To do
Copy each line of the data below with the word "blend".
───── Information given
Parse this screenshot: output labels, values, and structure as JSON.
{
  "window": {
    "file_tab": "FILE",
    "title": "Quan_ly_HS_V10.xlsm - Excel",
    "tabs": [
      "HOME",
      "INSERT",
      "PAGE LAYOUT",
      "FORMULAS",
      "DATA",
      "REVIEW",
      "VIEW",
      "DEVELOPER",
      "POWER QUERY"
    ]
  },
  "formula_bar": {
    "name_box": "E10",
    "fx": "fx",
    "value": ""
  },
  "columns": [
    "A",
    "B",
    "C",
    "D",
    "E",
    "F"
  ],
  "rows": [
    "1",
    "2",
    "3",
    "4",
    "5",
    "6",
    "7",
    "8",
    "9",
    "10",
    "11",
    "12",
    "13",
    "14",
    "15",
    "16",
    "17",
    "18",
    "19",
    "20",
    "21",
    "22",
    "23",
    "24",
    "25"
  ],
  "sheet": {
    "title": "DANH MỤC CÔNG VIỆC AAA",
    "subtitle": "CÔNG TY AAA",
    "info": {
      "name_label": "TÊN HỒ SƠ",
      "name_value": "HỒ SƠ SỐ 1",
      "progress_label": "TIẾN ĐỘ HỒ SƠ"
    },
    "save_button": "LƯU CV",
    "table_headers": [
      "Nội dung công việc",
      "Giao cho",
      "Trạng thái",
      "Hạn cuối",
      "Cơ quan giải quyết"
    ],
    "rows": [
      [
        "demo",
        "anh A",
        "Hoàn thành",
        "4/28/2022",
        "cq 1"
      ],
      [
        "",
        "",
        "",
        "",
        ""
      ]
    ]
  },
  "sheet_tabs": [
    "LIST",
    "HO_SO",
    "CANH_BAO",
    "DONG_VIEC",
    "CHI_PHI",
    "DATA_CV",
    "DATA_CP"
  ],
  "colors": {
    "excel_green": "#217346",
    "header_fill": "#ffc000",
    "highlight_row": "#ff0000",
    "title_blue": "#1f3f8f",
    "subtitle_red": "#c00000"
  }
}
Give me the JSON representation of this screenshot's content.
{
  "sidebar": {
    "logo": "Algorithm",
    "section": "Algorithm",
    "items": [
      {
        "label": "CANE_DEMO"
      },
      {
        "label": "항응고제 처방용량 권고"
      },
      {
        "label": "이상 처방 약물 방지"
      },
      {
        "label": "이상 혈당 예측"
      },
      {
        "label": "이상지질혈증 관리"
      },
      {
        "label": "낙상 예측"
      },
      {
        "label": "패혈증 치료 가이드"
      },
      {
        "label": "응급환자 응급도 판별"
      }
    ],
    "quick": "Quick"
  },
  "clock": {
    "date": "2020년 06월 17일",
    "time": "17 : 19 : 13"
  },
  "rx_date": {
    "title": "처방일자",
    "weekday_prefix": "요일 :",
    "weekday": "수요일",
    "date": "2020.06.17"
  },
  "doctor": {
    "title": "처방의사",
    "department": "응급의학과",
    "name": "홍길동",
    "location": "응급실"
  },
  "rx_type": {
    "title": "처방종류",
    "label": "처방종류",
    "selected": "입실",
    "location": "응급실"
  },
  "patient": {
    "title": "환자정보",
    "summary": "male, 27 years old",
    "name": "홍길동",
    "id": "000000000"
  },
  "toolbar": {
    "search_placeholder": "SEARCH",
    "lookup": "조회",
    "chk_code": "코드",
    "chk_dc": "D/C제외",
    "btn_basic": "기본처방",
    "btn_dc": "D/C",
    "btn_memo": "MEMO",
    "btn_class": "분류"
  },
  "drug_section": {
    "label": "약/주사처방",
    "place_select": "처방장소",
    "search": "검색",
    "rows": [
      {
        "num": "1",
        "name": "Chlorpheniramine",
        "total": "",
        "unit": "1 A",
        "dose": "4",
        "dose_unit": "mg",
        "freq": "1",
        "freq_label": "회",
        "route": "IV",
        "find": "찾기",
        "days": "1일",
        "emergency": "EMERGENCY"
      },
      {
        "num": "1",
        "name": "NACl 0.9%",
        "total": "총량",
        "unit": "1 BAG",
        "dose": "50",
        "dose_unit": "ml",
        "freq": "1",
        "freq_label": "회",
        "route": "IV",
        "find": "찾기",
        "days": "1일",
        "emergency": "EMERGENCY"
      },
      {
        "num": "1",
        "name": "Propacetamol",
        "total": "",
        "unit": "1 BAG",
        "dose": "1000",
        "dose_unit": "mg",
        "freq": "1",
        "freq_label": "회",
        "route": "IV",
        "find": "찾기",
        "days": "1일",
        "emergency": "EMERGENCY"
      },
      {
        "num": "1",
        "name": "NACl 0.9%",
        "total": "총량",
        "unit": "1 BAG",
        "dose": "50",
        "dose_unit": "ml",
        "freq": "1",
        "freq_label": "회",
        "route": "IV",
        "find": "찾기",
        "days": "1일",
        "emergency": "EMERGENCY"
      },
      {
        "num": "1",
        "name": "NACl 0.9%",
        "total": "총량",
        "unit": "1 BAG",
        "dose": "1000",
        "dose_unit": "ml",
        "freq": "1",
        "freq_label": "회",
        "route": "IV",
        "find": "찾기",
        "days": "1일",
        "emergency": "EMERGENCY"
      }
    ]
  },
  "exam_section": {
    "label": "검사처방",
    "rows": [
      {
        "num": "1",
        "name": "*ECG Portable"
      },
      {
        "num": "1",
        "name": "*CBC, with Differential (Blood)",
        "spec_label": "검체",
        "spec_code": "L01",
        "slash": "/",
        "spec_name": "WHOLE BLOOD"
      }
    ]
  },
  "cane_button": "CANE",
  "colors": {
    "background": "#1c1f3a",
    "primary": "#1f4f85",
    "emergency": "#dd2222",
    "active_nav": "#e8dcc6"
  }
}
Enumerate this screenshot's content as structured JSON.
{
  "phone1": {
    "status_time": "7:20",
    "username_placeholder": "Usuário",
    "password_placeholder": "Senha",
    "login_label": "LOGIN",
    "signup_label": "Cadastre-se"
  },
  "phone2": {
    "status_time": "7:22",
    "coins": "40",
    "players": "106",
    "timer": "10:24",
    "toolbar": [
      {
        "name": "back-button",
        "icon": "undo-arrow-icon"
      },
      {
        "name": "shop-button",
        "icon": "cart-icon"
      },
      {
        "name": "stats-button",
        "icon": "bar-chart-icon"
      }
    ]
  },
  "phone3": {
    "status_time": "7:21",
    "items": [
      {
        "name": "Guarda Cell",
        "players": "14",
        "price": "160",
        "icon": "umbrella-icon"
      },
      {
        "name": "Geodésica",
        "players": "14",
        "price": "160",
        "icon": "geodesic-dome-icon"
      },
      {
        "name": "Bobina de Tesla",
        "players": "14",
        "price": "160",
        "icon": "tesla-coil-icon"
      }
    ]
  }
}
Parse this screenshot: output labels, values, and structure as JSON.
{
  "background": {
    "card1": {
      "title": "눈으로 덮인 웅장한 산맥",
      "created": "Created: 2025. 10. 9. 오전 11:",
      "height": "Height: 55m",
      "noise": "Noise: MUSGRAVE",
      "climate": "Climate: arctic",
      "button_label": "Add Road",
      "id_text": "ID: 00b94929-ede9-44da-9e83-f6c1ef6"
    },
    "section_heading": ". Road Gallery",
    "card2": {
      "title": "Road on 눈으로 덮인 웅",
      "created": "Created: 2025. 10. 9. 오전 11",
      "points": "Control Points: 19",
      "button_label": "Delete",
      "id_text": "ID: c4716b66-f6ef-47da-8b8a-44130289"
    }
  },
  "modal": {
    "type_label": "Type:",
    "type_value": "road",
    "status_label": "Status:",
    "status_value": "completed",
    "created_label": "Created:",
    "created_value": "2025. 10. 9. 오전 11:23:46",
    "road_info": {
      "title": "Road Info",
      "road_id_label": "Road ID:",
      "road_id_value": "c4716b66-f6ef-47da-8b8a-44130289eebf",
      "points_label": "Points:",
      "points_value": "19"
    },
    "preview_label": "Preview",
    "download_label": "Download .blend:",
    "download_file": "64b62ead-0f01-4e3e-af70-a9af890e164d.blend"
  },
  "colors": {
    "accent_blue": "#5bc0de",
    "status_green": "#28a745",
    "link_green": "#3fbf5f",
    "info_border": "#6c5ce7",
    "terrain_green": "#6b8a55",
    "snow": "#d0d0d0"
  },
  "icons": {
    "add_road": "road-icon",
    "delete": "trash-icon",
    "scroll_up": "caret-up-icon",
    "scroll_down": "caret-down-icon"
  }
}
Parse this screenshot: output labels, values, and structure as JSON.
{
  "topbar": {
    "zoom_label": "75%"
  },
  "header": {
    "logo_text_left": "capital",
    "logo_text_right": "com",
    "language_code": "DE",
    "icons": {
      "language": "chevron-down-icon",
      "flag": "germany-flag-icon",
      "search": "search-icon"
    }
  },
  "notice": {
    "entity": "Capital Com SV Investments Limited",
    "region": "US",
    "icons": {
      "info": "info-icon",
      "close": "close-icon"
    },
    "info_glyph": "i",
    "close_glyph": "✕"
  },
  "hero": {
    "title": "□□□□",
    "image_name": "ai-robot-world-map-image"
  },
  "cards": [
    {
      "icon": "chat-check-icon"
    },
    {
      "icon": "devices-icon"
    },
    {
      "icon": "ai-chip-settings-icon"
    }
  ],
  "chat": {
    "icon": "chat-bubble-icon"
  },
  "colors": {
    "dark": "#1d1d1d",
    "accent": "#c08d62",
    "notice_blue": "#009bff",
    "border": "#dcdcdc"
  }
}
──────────
Response
    "download_label": "Download .blend:",
    "download_file": "64b62ead-0f01-4e3e-af70-a9af890e164d.blend"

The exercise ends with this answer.